A 56-year-old man presented with recurrent epigastric pain, projectile vomiting, and weight loss. He had a history of chronic alcohol abuse and acute necrotizing pancreatitis one year prior.
Physical examination revealed a tenderness with sensation of induration in the epigastric region.
Laboratory tests showed high level of lipase 870 U/L; (870 UI/L) other results were unremarkable.
Contrast-enhanced computed tomography (CT) scan (Figure 1A–D) showed a distended stomach and circumferential thickening of duodenal bulb wall with small intramural cysts (red arrows) and narrowing of duodenal lumen. A thick-walled fluid collection in the pancreatic head containing internal debris (asterisk) was also noticed. There were no calcifications of pancreatic parenchyma. Magnetic resonance cholangio-pancreatography (MRCP) confirmed the presence of intramural cysts as small foci of high signal intensity in T2 single shot fast spine echo (green arrows), with adjacent small deposits (yellow arrows) having similar features as normal pancreatic parenchyma in morphological and hemodynamic sequences (Figure 2A–D). Diagnosis of cystic dystrophy of the duodenal wall (CDDW) with underlying heterotopic pancreas was suggested and confirmed by pathological examination after Whipple procedure.
CDDW is a rare condition characterized by the presence of cysts within thickened duodenal wall. It often reflects cystic and inflammatory changes of aberrant pancreatic tissue into the duodenal wall, also referred to as pancreatic heterotopia . CDDW occurs most commonly in the second portion of duodenum. It is predominantly seen in males aged between 40 and 50 years old with a history of chronic alcohol abuse. Clinical symptoms include epigastric pain, vomiting, obstructive jaundice, and weight loss. CT scan, MRCP, and endoscopic retrograde cholangio-pancreatography (ERCP) are the main imaging modalities for the diagnosis .
Contrast-enhanced CT scan and magnetic resonance imaging (MRI) are helpful for this challenging diagnosis. Demonstration of mural thickening, stenosis of duodenal lumen, and cysts within the duodenal wall or in the paraduodenal groove are the key features. Small remnants of pancreatic tissue within duodenal wall having the same morphological and hemodynamic behavior as normal pancreas parenchyma may be detected. MRCP is superior in demonstrating dilatation of small pancreatic ducts into pancreatic remnants .
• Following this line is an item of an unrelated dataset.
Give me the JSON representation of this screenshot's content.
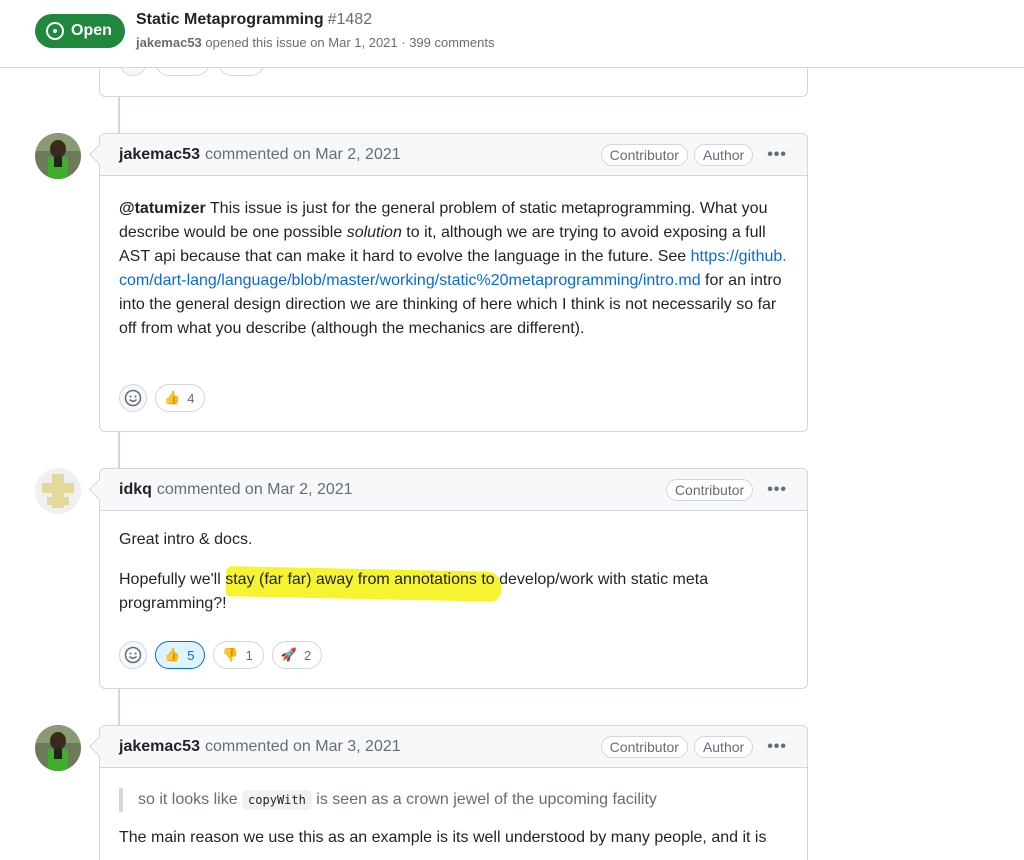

ERCP remains the modality of choice in confounding cases. It may confirm the intramural location of the cysts and demonstrate signs of chronic pancreatitis. Using a fine-needle aspiration, ERCP may rule out duodenal adenocarcinoma, which is the main differential diagnosis of CDDW. Groove pancreatitis still the main complication of CDDW. in such cases, conservative treatment is recommended. However, surgical options such as pylorus-preserving pancreatectomy and the Whipple procedure are necessary to alleviate recurrent symptoms .
The authors have no competing interests to declare.
Pezzilli R, Santini D, Calculli L, et al. Cystic dystrophy of the duodenal wall is not always associated with chronic pancreatitis. World J Gastroenterol. 2011; 17(39): 4349–4364. DOI: https://doi.org/10.3748/wjg.v17.i39.4349